Look through the data below. Collect every line where the word "Environmental" occurs.
*** Exercise data Section Begins ***
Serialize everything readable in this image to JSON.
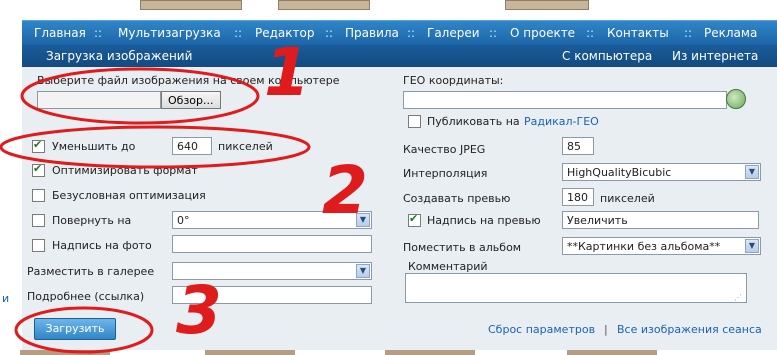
{
  "nav": {
    "items": [
      "Главная",
      "Мультизагрузка",
      "Редактор",
      "Правила",
      "Галереи",
      "О проекте",
      "Контакты",
      "Реклама"
    ]
  },
  "subnav": {
    "title": "Загрузка изображений",
    "link_computer": "С компьютера",
    "link_internet": "Из интернета"
  },
  "form": {
    "file_label": "Выберите файл изображения на своем компьютере",
    "browse_label": "Обзор...",
    "resize_label": "Уменьшить до",
    "resize_value": "640",
    "resize_unit": "пикселей",
    "optimize_label": "Оптимизировать формат",
    "force_opt_label": "Безусловная оптимизация",
    "rotate_label": "Повернуть на",
    "rotate_value": "0°",
    "caption_label": "Надпись на фото",
    "caption_value": "",
    "gallery_label": "Разместить в галерее",
    "gallery_value": "",
    "details_label": "Подробнее (ссылка)",
    "details_value": "",
    "geo_label": "ГЕО координаты:",
    "geo_value": "",
    "publish_label": "Публиковать на",
    "publish_link": "Радикал-ГЕО",
    "jpeg_label": "Качество JPEG",
    "jpeg_value": "85",
    "interp_label": "Интерполяция",
    "interp_value": "HighQualityBicubic",
    "preview_label": "Создавать превью",
    "preview_value": "180",
    "preview_unit": "пикселей",
    "preview_caption_label": "Надпись на превью",
    "preview_caption_value": "Увеличить",
    "album_label": "Поместить в альбом",
    "album_value": "**Картинки без альбома**",
    "comment_label": "Комментарий",
    "comment_value": "",
    "upload_button": "Загрузить",
    "reset_link": "Сброс параметров",
    "link_sep": "|",
    "all_images_link": "Все изображения сеанса"
  },
  "annotations": [
    "1",
    "2",
    "3"
  ],
  "colors": {
    "nav_bg": "#2f86c8",
    "subnav_bg": "#1a5c9b",
    "panel_bg": "#e9eef3",
    "annotation_red": "#e01b1b",
    "link_blue": "#1d62b0"
  },
  "left_margin_char": "и"
}
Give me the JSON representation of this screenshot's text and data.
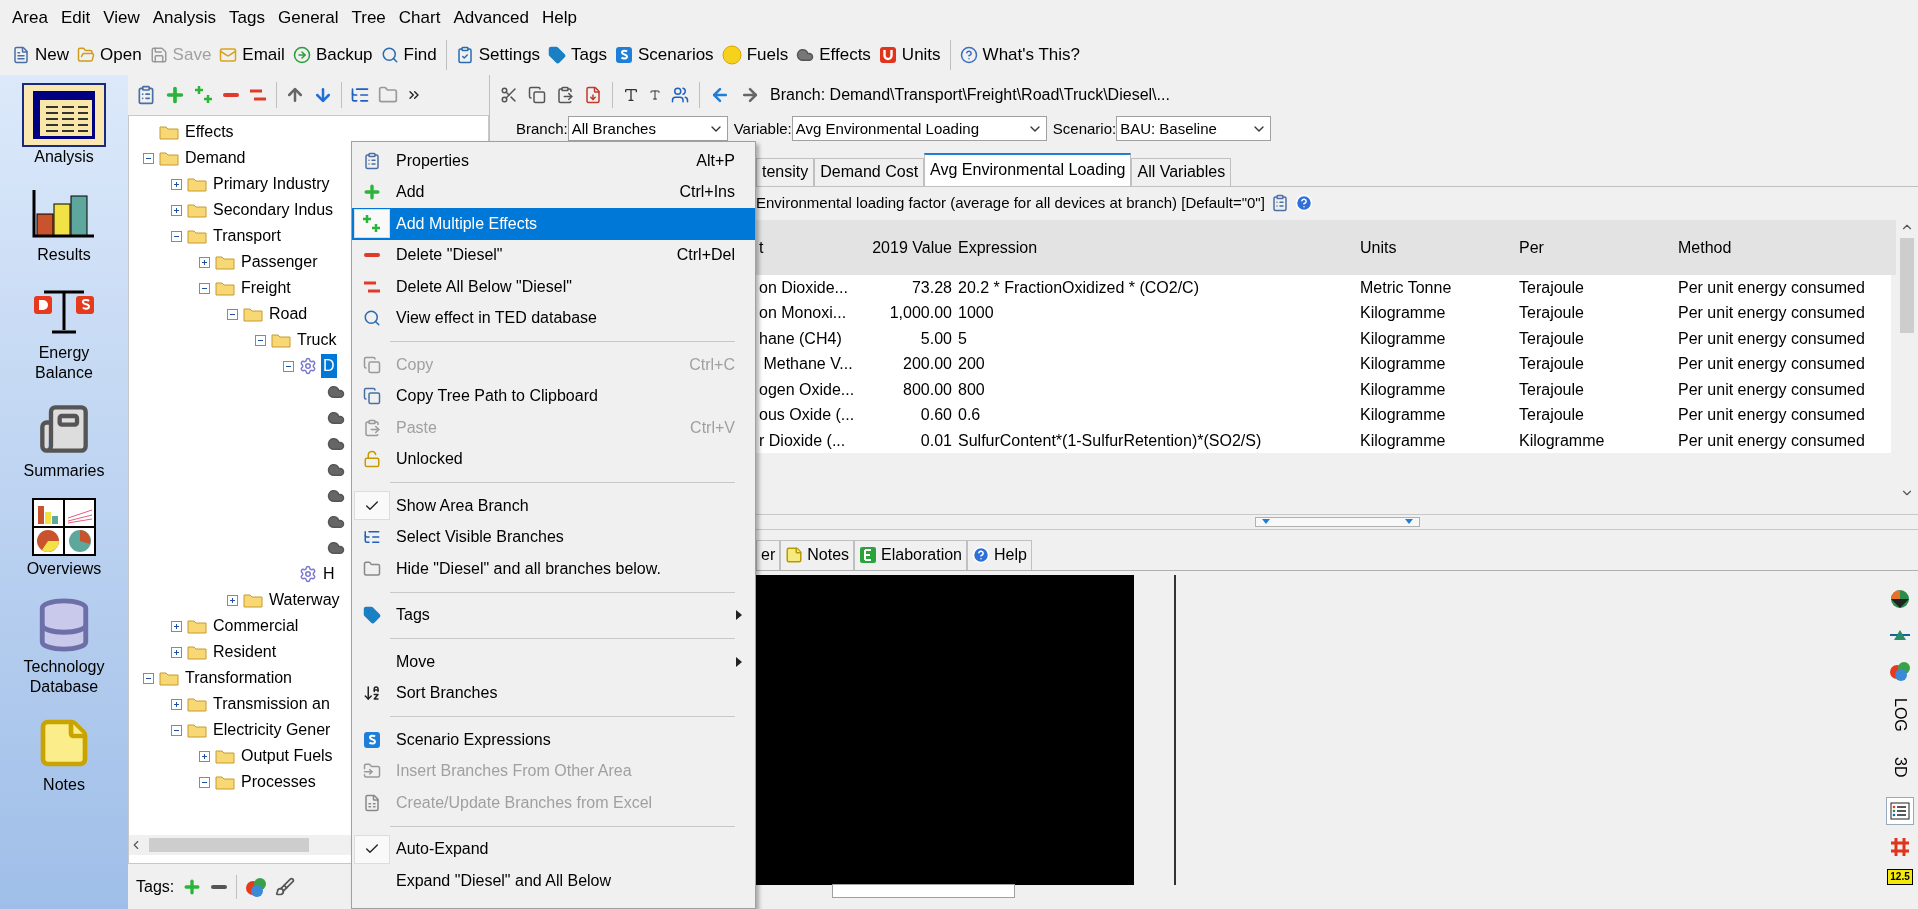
{
  "menu_bar": [
    "Area",
    "Edit",
    "View",
    "Analysis",
    "Tags",
    "General",
    "Tree",
    "Chart",
    "Advanced",
    "Help"
  ],
  "toolbar_groups": [
    [
      {
        "label": "New",
        "disabled": false
      },
      {
        "label": "Open",
        "disabled": false
      },
      {
        "label": "Save",
        "disabled": true
      },
      {
        "label": "Email",
        "disabled": false
      },
      {
        "label": "Backup",
        "disabled": false
      },
      {
        "label": "Find",
        "disabled": false
      }
    ],
    [
      {
        "label": "Settings",
        "disabled": false
      },
      {
        "label": "Tags",
        "disabled": false
      },
      {
        "label": "Scenarios",
        "disabled": false
      },
      {
        "label": "Fuels",
        "disabled": false
      },
      {
        "label": "Effects",
        "disabled": false
      },
      {
        "label": "Units",
        "disabled": false
      }
    ],
    [
      {
        "label": "What's This?",
        "disabled": false
      }
    ]
  ],
  "nav": [
    {
      "label": "Analysis",
      "selected": true
    },
    {
      "label": "Results",
      "selected": false
    },
    {
      "label": "Energy Balance",
      "selected": false
    },
    {
      "label": "Summaries",
      "selected": false
    },
    {
      "label": "Overviews",
      "selected": false
    },
    {
      "label": "Technology Database",
      "selected": false
    },
    {
      "label": "Notes",
      "selected": false
    }
  ],
  "tree": [
    {
      "kind": "folder",
      "label": "Effects",
      "selected": false
    },
    {
      "kind": "folder",
      "label": "Demand",
      "selected": false,
      "expanded": true,
      "children": [
        {
          "kind": "folder",
          "label": "Primary Industry",
          "selected": false,
          "expanded": false
        },
        {
          "kind": "folder",
          "label": "Secondary Indus",
          "selected": false,
          "expanded": false
        },
        {
          "kind": "folder",
          "label": "Transport",
          "selected": false,
          "expanded": true,
          "children": [
            {
              "kind": "folder",
              "label": "Passenger",
              "selected": false,
              "expanded": false
            },
            {
              "kind": "folder",
              "label": "Freight",
              "selected": false,
              "expanded": true,
              "children": [
                {
                  "kind": "folder",
                  "label": "Road",
                  "selected": false,
                  "expanded": true,
                  "children": [
                    {
                      "kind": "folder",
                      "label": "Truck",
                      "selected": false,
                      "expanded": true,
                      "children": [
                        {
                          "kind": "technology",
                          "label": "D",
                          "selected": true,
                          "expanded": true,
                          "children": [
                            {
                              "kind": "effect",
                              "selected": false
                            },
                            {
                              "kind": "effect",
                              "selected": false
                            },
                            {
                              "kind": "effect",
                              "selected": false
                            },
                            {
                              "kind": "effect",
                              "selected": false
                            },
                            {
                              "kind": "effect",
                              "selected": false
                            },
                            {
                              "kind": "effect",
                              "selected": false
                            },
                            {
                              "kind": "effect",
                              "selected": false
                            }
                          ]
                        },
                        {
                          "kind": "technology",
                          "label": "H",
                          "selected": false
                        }
                      ]
                    }
                  ]
                },
                {
                  "kind": "folder",
                  "label": "Waterway",
                  "selected": false,
                  "expanded": false
                }
              ]
            }
          ]
        },
        {
          "kind": "folder",
          "label": "Commercial",
          "selected": false,
          "expanded": false
        },
        {
          "kind": "folder",
          "label": "Resident",
          "selected": false,
          "expanded": false
        }
      ]
    },
    {
      "kind": "folder",
      "label": "Transformation",
      "selected": false,
      "expanded": true,
      "children": [
        {
          "kind": "folder",
          "label": "Transmission an",
          "selected": false,
          "expanded": false
        },
        {
          "kind": "folder",
          "label": "Electricity Gener",
          "selected": false,
          "expanded": true,
          "children": [
            {
              "kind": "folder",
              "label": "Output Fuels",
              "selected": false,
              "expanded": false
            },
            {
              "kind": "folder",
              "label": "Processes",
              "selected": false,
              "expanded": true
            }
          ]
        }
      ]
    }
  ],
  "tree_tags_label": "Tags:",
  "context_menu": [
    {
      "kind": "item",
      "label": "Properties",
      "shortcut": "Alt+P",
      "selected": false,
      "disabled": false,
      "checked": false
    },
    {
      "kind": "item",
      "label": "Add",
      "shortcut": "Ctrl+Ins",
      "selected": false,
      "disabled": false,
      "checked": false
    },
    {
      "kind": "item",
      "label": "Add Multiple Effects",
      "selected": true,
      "disabled": false,
      "checked": false
    },
    {
      "kind": "item",
      "label": "Delete \"Diesel\"",
      "shortcut": "Ctrl+Del",
      "selected": false,
      "disabled": false,
      "checked": false
    },
    {
      "kind": "item",
      "label": "Delete All Below \"Diesel\"",
      "selected": false,
      "disabled": false,
      "checked": false
    },
    {
      "kind": "item",
      "label": "View effect in TED database",
      "selected": false,
      "disabled": false,
      "checked": false
    },
    {
      "kind": "separator"
    },
    {
      "kind": "item",
      "label": "Copy",
      "shortcut": "Ctrl+C",
      "selected": false,
      "disabled": true,
      "checked": false
    },
    {
      "kind": "item",
      "label": "Copy Tree Path to Clipboard",
      "selected": false,
      "disabled": false,
      "checked": false
    },
    {
      "kind": "item",
      "label": "Paste",
      "shortcut": "Ctrl+V",
      "selected": false,
      "disabled": true,
      "checked": false
    },
    {
      "kind": "item",
      "label": "Unlocked",
      "selected": false,
      "disabled": false,
      "checked": false
    },
    {
      "kind": "separator"
    },
    {
      "kind": "item",
      "label": "Show Area Branch",
      "selected": false,
      "disabled": false,
      "checked": true
    },
    {
      "kind": "item",
      "label": "Select Visible Branches",
      "selected": false,
      "disabled": false,
      "checked": false
    },
    {
      "kind": "item",
      "label": "Hide \"Diesel\" and all branches below.",
      "selected": false,
      "disabled": false,
      "checked": false
    },
    {
      "kind": "separator"
    },
    {
      "kind": "submenu",
      "label": "Tags",
      "selected": false,
      "disabled": false,
      "checked": false
    },
    {
      "kind": "separator"
    },
    {
      "kind": "submenu",
      "label": "Move",
      "selected": false,
      "disabled": false,
      "checked": false
    },
    {
      "kind": "item",
      "label": "Sort Branches",
      "selected": false,
      "disabled": false,
      "checked": false
    },
    {
      "kind": "separator"
    },
    {
      "kind": "item",
      "label": "Scenario Expressions",
      "selected": false,
      "disabled": false,
      "checked": false
    },
    {
      "kind": "item",
      "label": "Insert Branches From Other Area",
      "selected": false,
      "disabled": true,
      "checked": false
    },
    {
      "kind": "item",
      "label": "Create/Update Branches from Excel",
      "selected": false,
      "disabled": true,
      "checked": false
    },
    {
      "kind": "separator"
    },
    {
      "kind": "item",
      "label": "Auto-Expand",
      "selected": false,
      "disabled": false,
      "checked": true
    },
    {
      "kind": "item",
      "label": "Expand \"Diesel\" and All Below",
      "selected": false,
      "disabled": false,
      "checked": false
    }
  ],
  "branch_path": "Branch: Demand\\Transport\\Freight\\Road\\Truck\\Diesel\\...",
  "selectors": [
    {
      "label": "Branch:",
      "value": "All Branches"
    },
    {
      "label": "Variable:",
      "value": "Avg Environmental Loading"
    },
    {
      "label": "Scenario:",
      "value": "BAU: Baseline"
    }
  ],
  "variable_tabs": [
    {
      "label": "tensity",
      "selected": false
    },
    {
      "label": "Demand Cost",
      "selected": false
    },
    {
      "label": "Avg Environmental Loading",
      "selected": true
    },
    {
      "label": "All Variables",
      "selected": false
    }
  ],
  "description": "Environmental loading factor (average for all devices at branch) [Default=\"0\"]",
  "table": {
    "columns": [
      "t",
      "2019 Value",
      "Expression",
      "Units",
      "Per",
      "Method"
    ],
    "rows": [
      [
        "on Dioxide...",
        "73.28",
        "20.2 * FractionOxidized * (CO2/C)",
        "Metric Tonne",
        "Terajoule",
        "Per unit energy consumed"
      ],
      [
        "on Monoxi...",
        "1,000.00",
        "1000",
        "Kilogramme",
        "Terajoule",
        "Per unit energy consumed"
      ],
      [
        "hane (CH4)",
        "5.00",
        "5",
        "Kilogramme",
        "Terajoule",
        "Per unit energy consumed"
      ],
      [
        " Methane V...",
        "200.00",
        "200",
        "Kilogramme",
        "Terajoule",
        "Per unit energy consumed"
      ],
      [
        "ogen Oxide...",
        "800.00",
        "800",
        "Kilogramme",
        "Terajoule",
        "Per unit energy consumed"
      ],
      [
        "ous Oxide (...",
        "0.60",
        "0.6",
        "Kilogramme",
        "Terajoule",
        "Per unit energy consumed"
      ],
      [
        "r Dioxide (...",
        "0.01",
        "SulfurContent*(1-SulfurRetention)*(SO2/S)",
        "Kilogramme",
        "Kilogramme",
        "Per unit energy consumed"
      ]
    ]
  },
  "bottom_tabs": [
    {
      "label": "er",
      "selected": false
    },
    {
      "label": "Notes",
      "selected": false
    },
    {
      "label": "Elaboration",
      "selected": false
    },
    {
      "label": "Help",
      "selected": false
    }
  ],
  "side_tools": [
    {
      "kind": "pie",
      "selected": false
    },
    {
      "kind": "balance",
      "selected": false
    },
    {
      "kind": "bubbles",
      "selected": false
    },
    {
      "kind": "text",
      "label": "LOG",
      "selected": false
    },
    {
      "kind": "text",
      "label": "3D",
      "selected": false
    },
    {
      "kind": "list",
      "selected": true
    },
    {
      "kind": "grid",
      "selected": false
    },
    {
      "kind": "badge",
      "label": "12.5",
      "selected": false
    }
  ]
}
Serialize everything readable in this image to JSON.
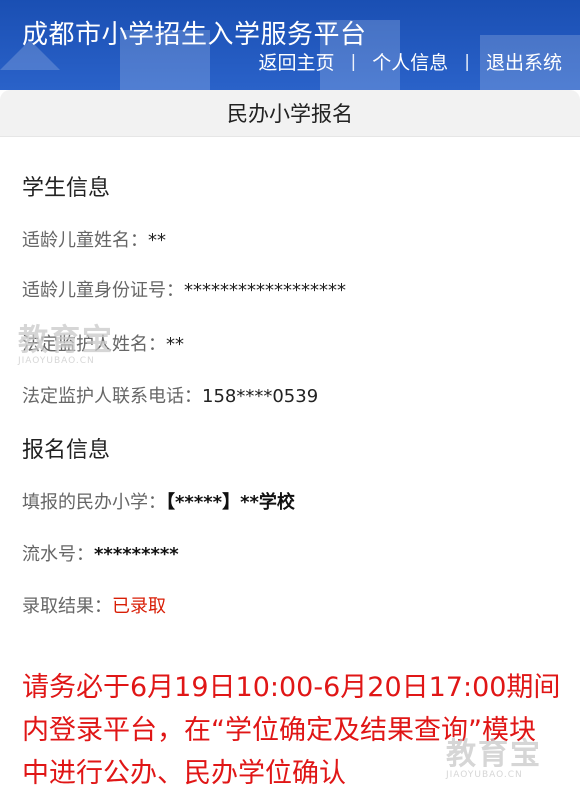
{
  "header": {
    "app_title": "成都市小学招生入学服务平台",
    "nav": {
      "home": "返回主页",
      "profile": "个人信息",
      "logout": "退出系统",
      "separator": "|"
    }
  },
  "page_title": "民办小学报名",
  "student_info": {
    "section_title": "学生信息",
    "name_label": "适龄儿童姓名：",
    "name_value": "**",
    "id_label": "适龄儿童身份证号：",
    "id_value": "******************",
    "guardian_label": "法定监护人姓名：",
    "guardian_value": "**",
    "phone_label": "法定监护人联系电话：",
    "phone_value": "158****0539"
  },
  "enroll_info": {
    "section_title": "报名信息",
    "school_label": "填报的民办小学：",
    "school_value": "【*****】**学校",
    "serial_label": "流水号：",
    "serial_value": "*********",
    "result_label": "录取结果：",
    "result_value": "已录取"
  },
  "notice": "请务必于6月19日10:00-6月20日17:00期间内登录平台，在“学位确定及结果查询”模块中进行公办、民办学位确认",
  "watermark": {
    "text": "教育宝",
    "url": "JIAOYUBAO.CN"
  },
  "colors": {
    "header_bg": "#1f56bd",
    "accent_red": "#e01616",
    "result_red": "#d81e06"
  }
}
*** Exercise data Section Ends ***
Task solution:
      "value": "Avg Environmental Loading"
      "label": "Avg Environmental Loading",
  "description": "Environmental loading factor (average for all devices at branch) [Default=\"0\"]",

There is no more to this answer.